That means, RadioShack, is a "no go." The electronics "junk store" (sorry, but it's kind of true) is rated a 3.4 out of 5 on the Street where "5" is a "sell." Earnings have improved only 3.8% annually over the past 5 years, but they are now expected to decline 5.5% annually over the next 5 years. Liquidity is poor, and operations continue to flounder - denying the business an opportunity to turnaround.
Free cash flow for the TTM ending 2Q12 was just $71 million versus $119 million in 2Q11 (ttm). Shareholder value has, accordingly, been on a steady but fast decline - erasing more than three-quarters of the stock from the 52-week high. Unless you are a takeover or turnaround artist, this is not the stock for you - and, even if you are, there's too many downside factors that will weigh against an attractive case for suitors.
Aaron's is a brand that you may have never heard of before. On one hand, this could mean that you would be getting involved in a obscure business. On the other hand, this could mean that you are getting involved in something that will become a recognizable brand in a few years. Fortunately, Aaron's looks fairly compelling at a respective 13.2x and 12.7x past and forward earnings.
Analysts currently expect EPS to grow by 12.9% annually over the next 5 years. This is just 270 bps greater than what was achieved during the 5 years surrounding the depths of the worst macro period since the Great Depression. Assuming that the company merely grows EPS by 12.9% over the next 5 years, 2016 EPS would come out to $3.22. At a multiple of 16x, the future value of the stock would be $51.52 - around double the current valuation. Discounting backwards by 10% yields a present value of $32. This is not at an incredible premium to the current valuation, but is enough to justify making a speculative investment.

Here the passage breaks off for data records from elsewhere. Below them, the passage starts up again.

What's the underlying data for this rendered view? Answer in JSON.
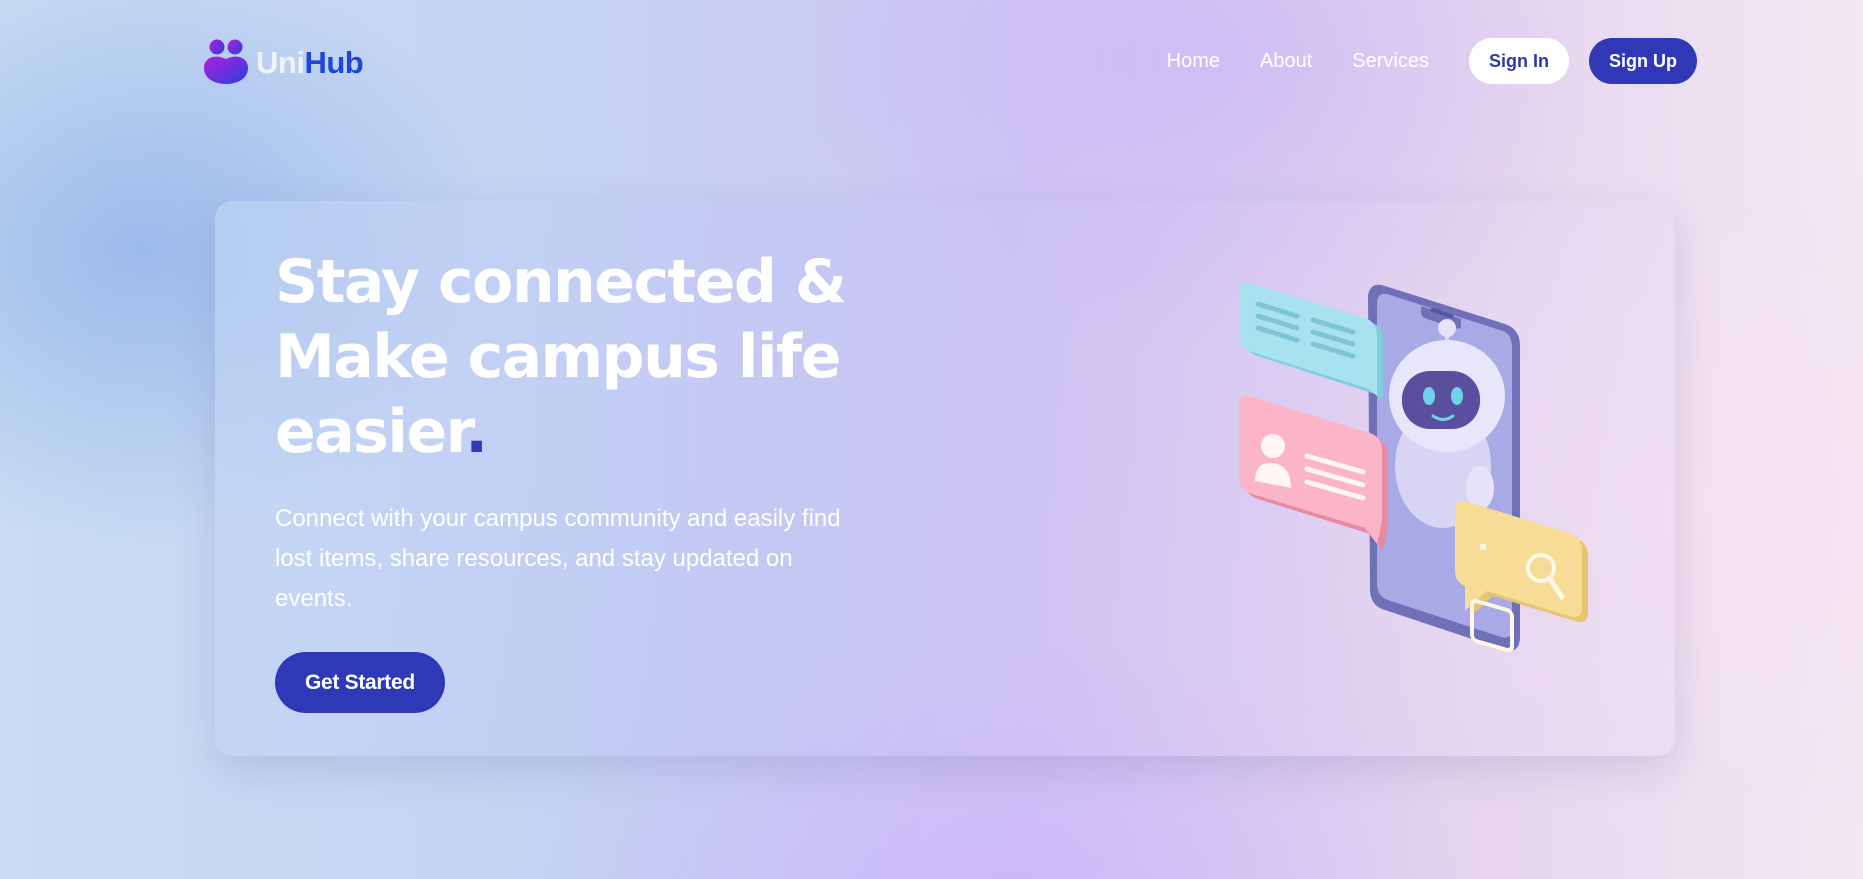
{
  "brand": {
    "name_part1": "Uni",
    "name_part2": "Hub",
    "logo_icon": "people-icon"
  },
  "nav": {
    "links": [
      "Home",
      "About",
      "Services"
    ],
    "signin_label": "Sign In",
    "signup_label": "Sign Up"
  },
  "hero": {
    "title_lines": [
      "Stay connected &",
      "Make campus life",
      "easier"
    ],
    "title_dot": ".",
    "description": "Connect with your campus community and easily find lost items, share resources, and stay updated on events.",
    "cta_label": "Get Started",
    "illustration_icon": "chatbot-phone-illustration"
  },
  "colors": {
    "accent": "#2f39b8",
    "brand_blue": "#1f46d8",
    "chat_bubble_cyan": "#a8e2ef",
    "chat_bubble_pink": "#fbb4c8",
    "chat_bubble_yellow": "#f7dc98",
    "phone_purple": "#7c7dc5"
  }
}
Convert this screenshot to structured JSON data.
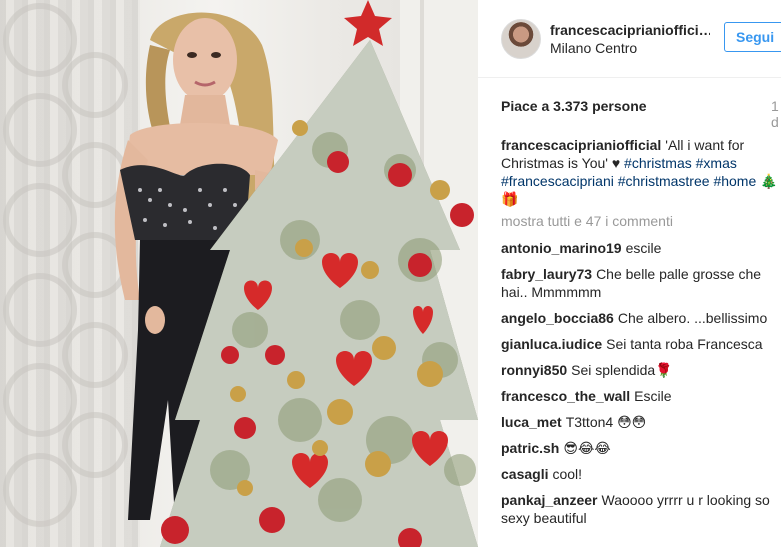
{
  "post": {
    "username": "francescaciprianiofficial",
    "username_display": "francescaciprianioffici…",
    "location": "Milano Centro",
    "follow_label": "Segui",
    "likes": "Piace a 3.373 persone",
    "time_fragment": "1 d",
    "caption": {
      "user": "francescaciprianiofficial",
      "text": "'All i want for Christmas is You' ♥",
      "hashtags": [
        "#christmas",
        "#xmas",
        "#francescacipriani",
        "#christmastree",
        "#home"
      ],
      "emoji": "🎄🎁"
    },
    "view_all": "mostra tutti e 47 i commenti",
    "comments": [
      {
        "user": "antonio_marino19",
        "text": "escile"
      },
      {
        "user": "fabry_laury73",
        "text": "Che belle palle grosse che hai.. Mmmmmm"
      },
      {
        "user": "angelo_boccia86",
        "text": "Che albero. ...bellissimo"
      },
      {
        "user": "gianluca.iudice",
        "text": "Sei tanta roba Francesca"
      },
      {
        "user": "ronnyi850",
        "text": "Sei splendida🌹"
      },
      {
        "user": "francesco_the_wall",
        "text": "Escile"
      },
      {
        "user": "luca_met",
        "text": "T3tton4 😳😳"
      },
      {
        "user": "patric.sh",
        "text": "😎😂😂"
      },
      {
        "user": "casagli",
        "text": "cool!"
      },
      {
        "user": "pankaj_anzeer",
        "text": "Waoooo yrrrr u r looking so sexy beautiful"
      }
    ]
  },
  "colors": {
    "link_blue": "#3897f0",
    "hashtag_blue": "#003569",
    "muted_gray": "#999999",
    "text": "#262626"
  }
}
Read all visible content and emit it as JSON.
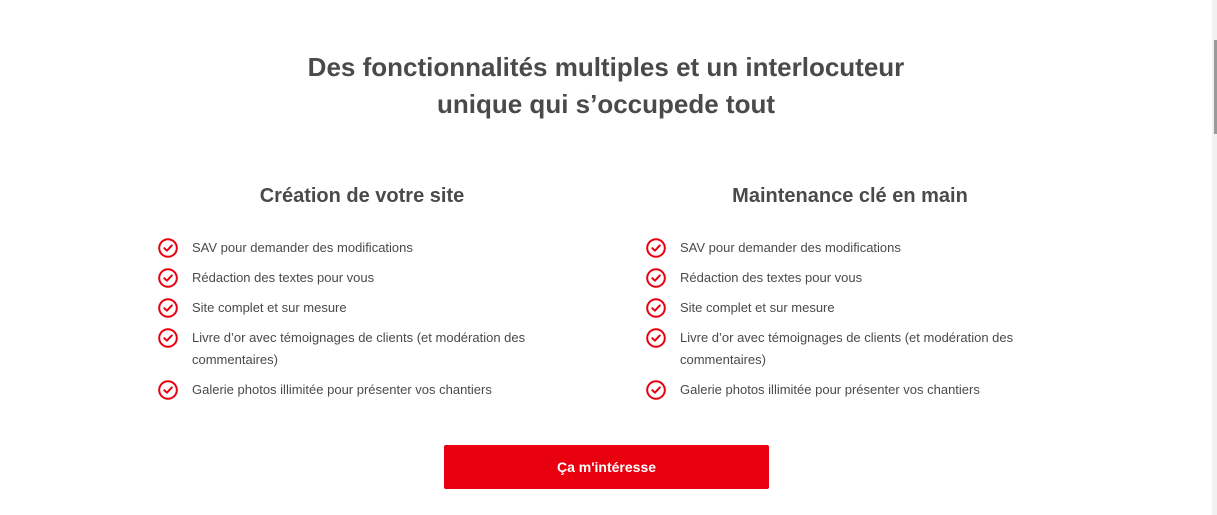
{
  "headline": {
    "line1": "Des fonctionnalités multiples et un interlocuteur",
    "line2": "unique qui s’occupede tout"
  },
  "columns": [
    {
      "title": "Création de votre site",
      "items": [
        "SAV pour demander des modifications",
        "Rédaction des textes pour vous",
        "Site complet et sur mesure",
        "Livre d’or avec témoignages de clients (et modération des commentaires)",
        "Galerie photos illimitée pour présenter vos chantiers"
      ]
    },
    {
      "title": "Maintenance clé en main",
      "items": [
        "SAV pour demander des modifications",
        "Rédaction des textes pour vous",
        "Site complet et sur mesure",
        "Livre d’or avec témoignages de clients (et modération des commentaires)",
        "Galerie photos illimitée pour présenter vos chantiers"
      ]
    }
  ],
  "cta": {
    "label": "Ça m'intéresse"
  },
  "icons": {
    "feature": "check-circle-icon"
  },
  "colors": {
    "accent": "#e8000e",
    "text": "#4a4a4a",
    "background": "#ffffff"
  }
}
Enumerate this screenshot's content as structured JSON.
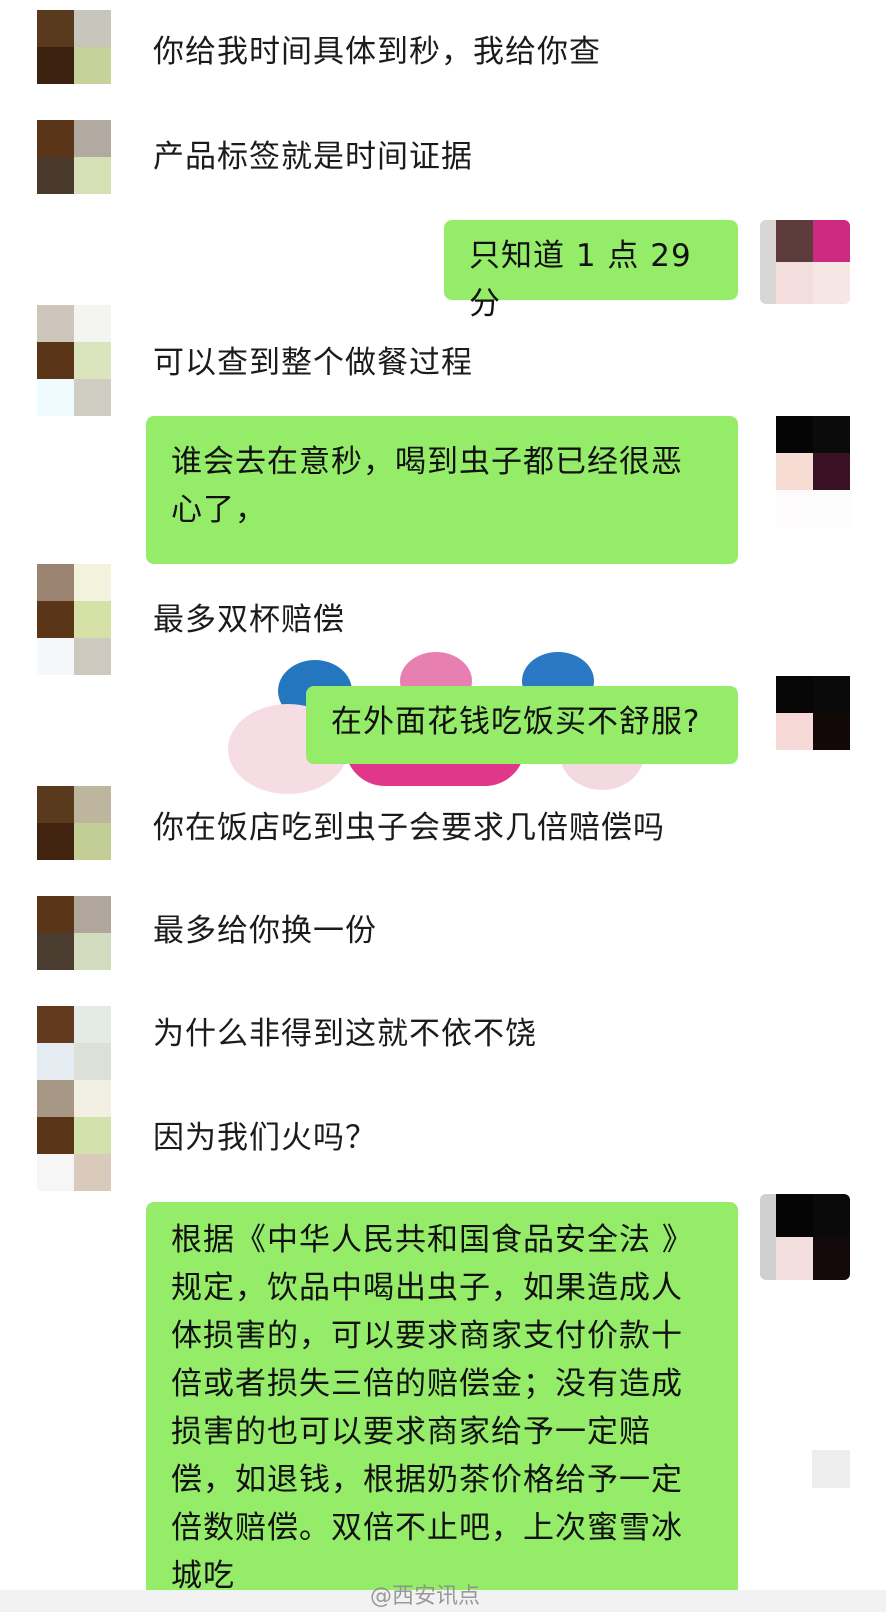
{
  "messages": [
    {
      "side": "left",
      "text": "你给我时间具体到秒，我给你查"
    },
    {
      "side": "left",
      "text": "产品标签就是时间证据"
    },
    {
      "side": "right",
      "text": "只知道 1 点 29 分"
    },
    {
      "side": "left",
      "text": "可以查到整个做餐过程"
    },
    {
      "side": "right",
      "text": "谁会去在意秒，喝到虫子都已经很恶心了，"
    },
    {
      "side": "left",
      "text": "最多双杯赔偿"
    },
    {
      "side": "right",
      "text": "在外面花钱吃饭买不舒服?"
    },
    {
      "side": "left",
      "text": "你在饭店吃到虫子会要求几倍赔偿吗"
    },
    {
      "side": "left",
      "text": "最多给你换一份"
    },
    {
      "side": "left",
      "text": "为什么非得到这就不依不饶"
    },
    {
      "side": "left",
      "text": "因为我们火吗？"
    },
    {
      "side": "right",
      "text": "根据《中华人民共和国食品安全法 》规定，饮品中喝出虫子，如果造成人体损害的，可以要求商家支付价款十倍或者损失三倍的赔偿金；没有造成损害的也可以要求商家给予一定赔偿，如退钱，根据奶茶价格给予一定倍数赔偿。双倍不止吧，上次蜜雪冰城吃"
    }
  ],
  "watermark": "@西安讯点",
  "colors": {
    "bubble_green": "#95ec69",
    "background": "#ffffff"
  }
}
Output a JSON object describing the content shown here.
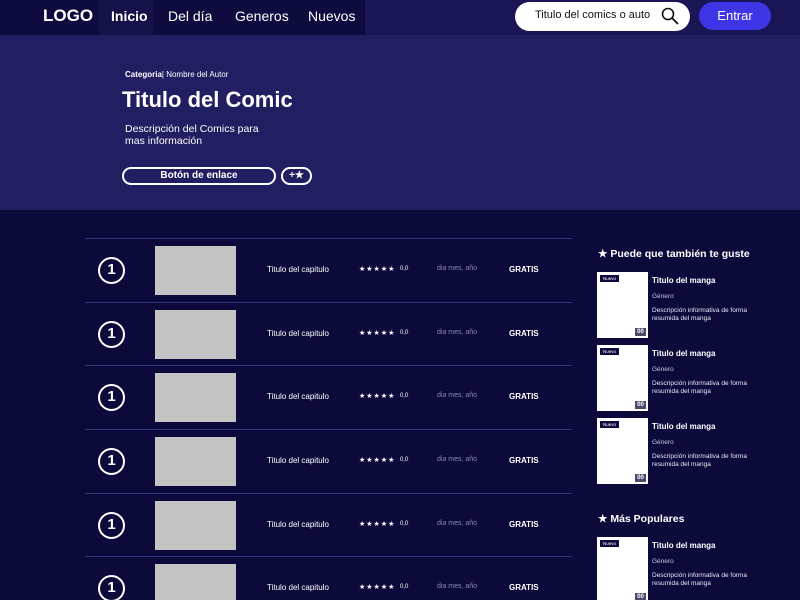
{
  "nav": {
    "logo": "LOGO",
    "links": [
      "Inicio",
      "Del día",
      "Generos",
      "Nuevos"
    ],
    "search_placeholder": "Titulo del comics o autor",
    "enter_label": "Entrar"
  },
  "hero": {
    "category": "Categoria",
    "author": "| Nombre del Autor",
    "title": "Titulo del Comic",
    "description": "Descripción del Comics para mas información",
    "link_button": "Botón de enlace",
    "fav_button": "+★"
  },
  "chapters": [
    {
      "number": "1",
      "title": "Titulo del capitulo",
      "stars": "★★★★★",
      "rating": "0,0",
      "date": "dia mes, año",
      "price": "GRATIS"
    },
    {
      "number": "1",
      "title": "Titulo del capitulo",
      "stars": "★★★★★",
      "rating": "0,0",
      "date": "dia mes, año",
      "price": "GRATIS"
    },
    {
      "number": "1",
      "title": "Titulo del capitulo",
      "stars": "★★★★★",
      "rating": "0,0",
      "date": "dia mes, año",
      "price": "GRATIS"
    },
    {
      "number": "1",
      "title": "Titulo del capitulo",
      "stars": "★★★★★",
      "rating": "0,0",
      "date": "dia mes, año",
      "price": "GRATIS"
    },
    {
      "number": "1",
      "title": "Titulo del capitulo",
      "stars": "★★★★★",
      "rating": "0,0",
      "date": "dia mes, año",
      "price": "GRATIS"
    },
    {
      "number": "1",
      "title": "Titulo del capitulo",
      "stars": "★★★★★",
      "rating": "0,0",
      "date": "dia mes, año",
      "price": "GRATIS"
    }
  ],
  "sidebar": {
    "recommended_heading": "★ Puede que también te guste",
    "popular_heading": "★ Más Populares",
    "recommended": [
      {
        "badge": "Nuevo",
        "title": "Titulo del manga",
        "genre": "Género",
        "description": "Descripción informativa de forma resumida del manga",
        "icon": "00"
      },
      {
        "badge": "Nuevo",
        "title": "Titulo del manga",
        "genre": "Género",
        "description": "Descripción informativa de forma resumida del manga",
        "icon": "00"
      },
      {
        "badge": "Nuevo",
        "title": "Titulo del manga",
        "genre": "Género",
        "description": "Descripción informativa de forma resumida del manga",
        "icon": "00"
      }
    ],
    "popular": [
      {
        "badge": "Nuevo",
        "title": "Titulo del manga",
        "genre": "Género",
        "description": "Descripción informativa de forma resumida del manga",
        "icon": "00"
      }
    ]
  },
  "colors": {
    "background": "#0c0a3a",
    "nav": "#1a1656",
    "hero": "#211e62",
    "accent": "#3d35e6",
    "thumbnail": "#c4c4c4"
  }
}
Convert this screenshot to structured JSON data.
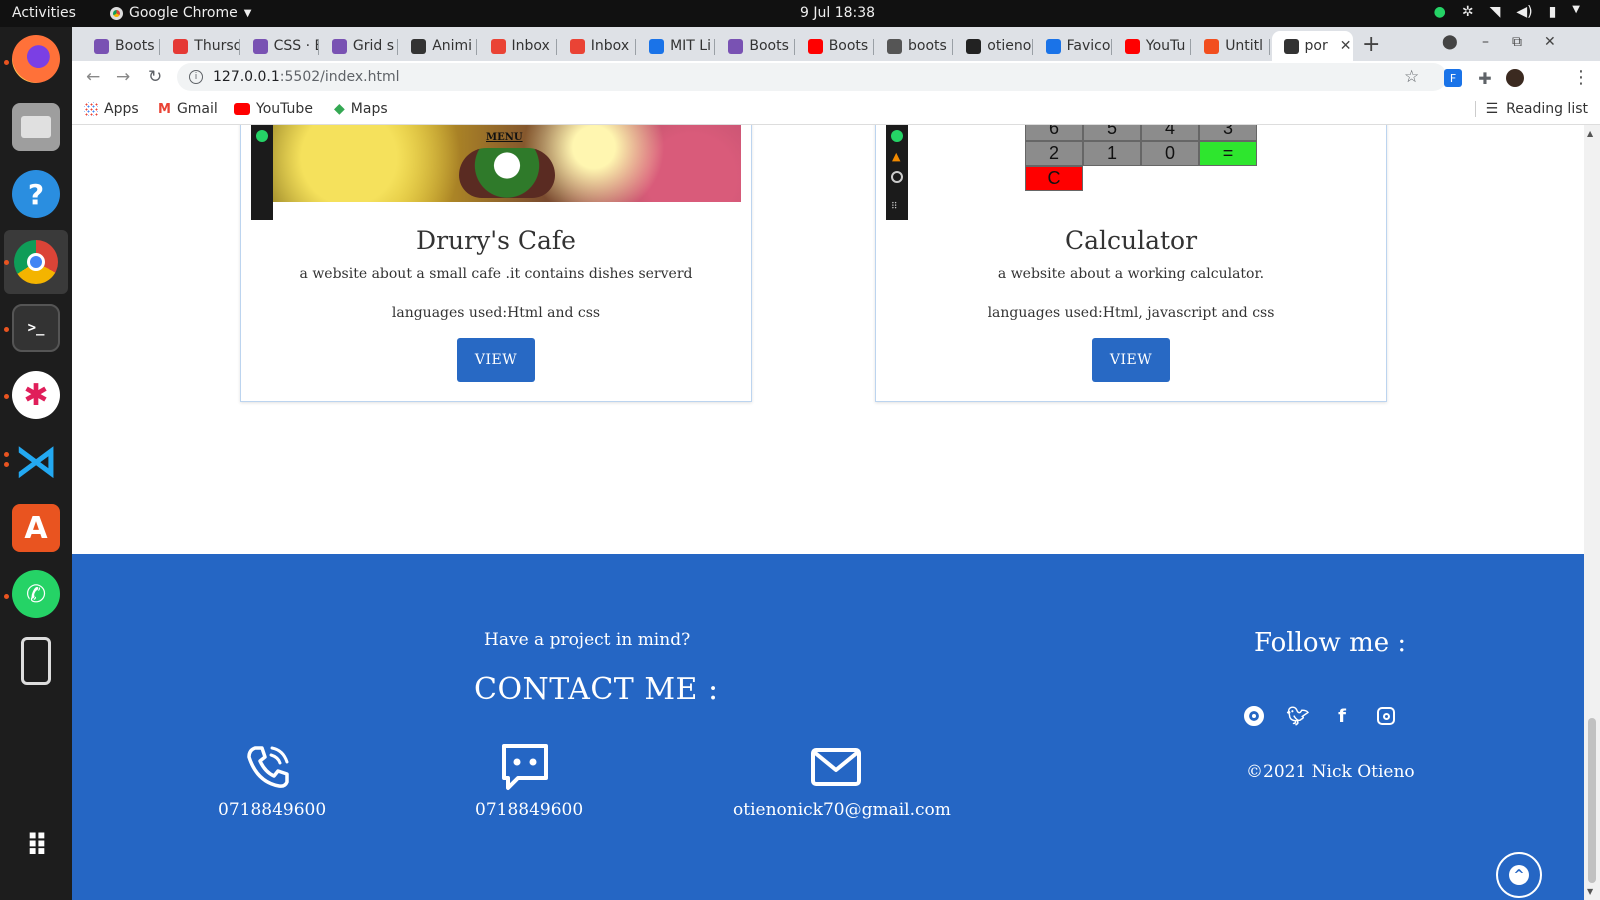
{
  "system": {
    "activities": "Activities",
    "app_name": "Google Chrome",
    "clock": "9 Jul  18:38"
  },
  "tabs": [
    {
      "label": "Boots",
      "icon": "bootstrap-icon",
      "color": "#7952b3"
    },
    {
      "label": "Thursd",
      "icon": "circle-icon",
      "color": "#e53935"
    },
    {
      "label": "CSS · E",
      "icon": "bootstrap-icon",
      "color": "#7952b3"
    },
    {
      "label": "Grid s",
      "icon": "bootstrap-icon",
      "color": "#7952b3"
    },
    {
      "label": "Animi",
      "icon": "a-icon",
      "color": "#333333"
    },
    {
      "label": "Inbox",
      "icon": "gmail-icon",
      "color": "#ea4335"
    },
    {
      "label": "Inbox",
      "icon": "gmail-icon",
      "color": "#ea4335"
    },
    {
      "label": "MIT Li",
      "icon": "code-icon",
      "color": "#1a73e8"
    },
    {
      "label": "Boots",
      "icon": "bootstrap-icon",
      "color": "#7952b3"
    },
    {
      "label": "Boots",
      "icon": "youtube-icon",
      "color": "#ff0000"
    },
    {
      "label": "boots",
      "icon": "globe-icon",
      "color": "#555555"
    },
    {
      "label": "otieno",
      "icon": "github-icon",
      "color": "#222222"
    },
    {
      "label": "Favico",
      "icon": "f-icon",
      "color": "#1a73e8"
    },
    {
      "label": "YouTu",
      "icon": "youtube-icon",
      "color": "#ff0000"
    },
    {
      "label": "Untitl",
      "icon": "figma-icon",
      "color": "#f24e1e"
    },
    {
      "label": "por",
      "icon": "portfolio-icon",
      "color": "#333333"
    }
  ],
  "toolbar": {
    "url_host": "127.0.0.1",
    "url_rest": ":5502/index.html"
  },
  "bookmarks": {
    "apps": "Apps",
    "gmail": "Gmail",
    "youtube": "YouTube",
    "maps": "Maps",
    "reading_list": "Reading list"
  },
  "projects": [
    {
      "title": "Drury's Cafe",
      "description": "a website about a small cafe .it contains dishes serverd",
      "languages": "languages used:Html and css",
      "button": "VIEW",
      "thumb_text": "MENU"
    },
    {
      "title": "Calculator",
      "description": "a website about a working calculator.",
      "languages": "languages used:Html, javascript and css",
      "button": "VIEW",
      "calc_keys": [
        "6",
        "5",
        "4",
        "3",
        "2",
        "1",
        "0",
        "=",
        "C"
      ]
    }
  ],
  "footer": {
    "question": "Have a project in mind?",
    "contact_heading": "CONTACT ME :",
    "phone": "0718849600",
    "message": "0718849600",
    "email": "otienonick70@gmail.com",
    "follow_heading": "Follow me :",
    "copyright": "©2021 Nick Otieno",
    "background": "#2566c4"
  }
}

Aaron's sells a variety of products ranging from computers and TVs to household appliances and furniture. They carry a variety of different bands and manage 47 HomeStart stores plus 38 Sales & Lease stores. Accordingly, there is great potential for the company to expand through buying new units. It has around $109 million cash in hand; but, given how good sales have been, the company should not have trouble raising debt for further increases in scale. Results during 2Q12 and 1Q12 were solid with the later beating consensus by $0.04 on EPS of $0.60. Accordingly, I recommend opening a position in the electronics retailer as the low bar set for growth is exceeded - a process that will not only result in earnings growth but also an expansion of their price multiple.
TakeoverAnalyst has no positions in the stocks mentioned above. The Motley Fool owns shares of Best Buy and RadioShack. Try any of our Foolish newsletter services free for 30 days. We Fools may not all hold the same opinions, but we all believe that considering a diverse range of insights makes us better investors. The Motley Fool has a disclosure policy.If you have questions about this post or the Fool’s blog network, click here for information.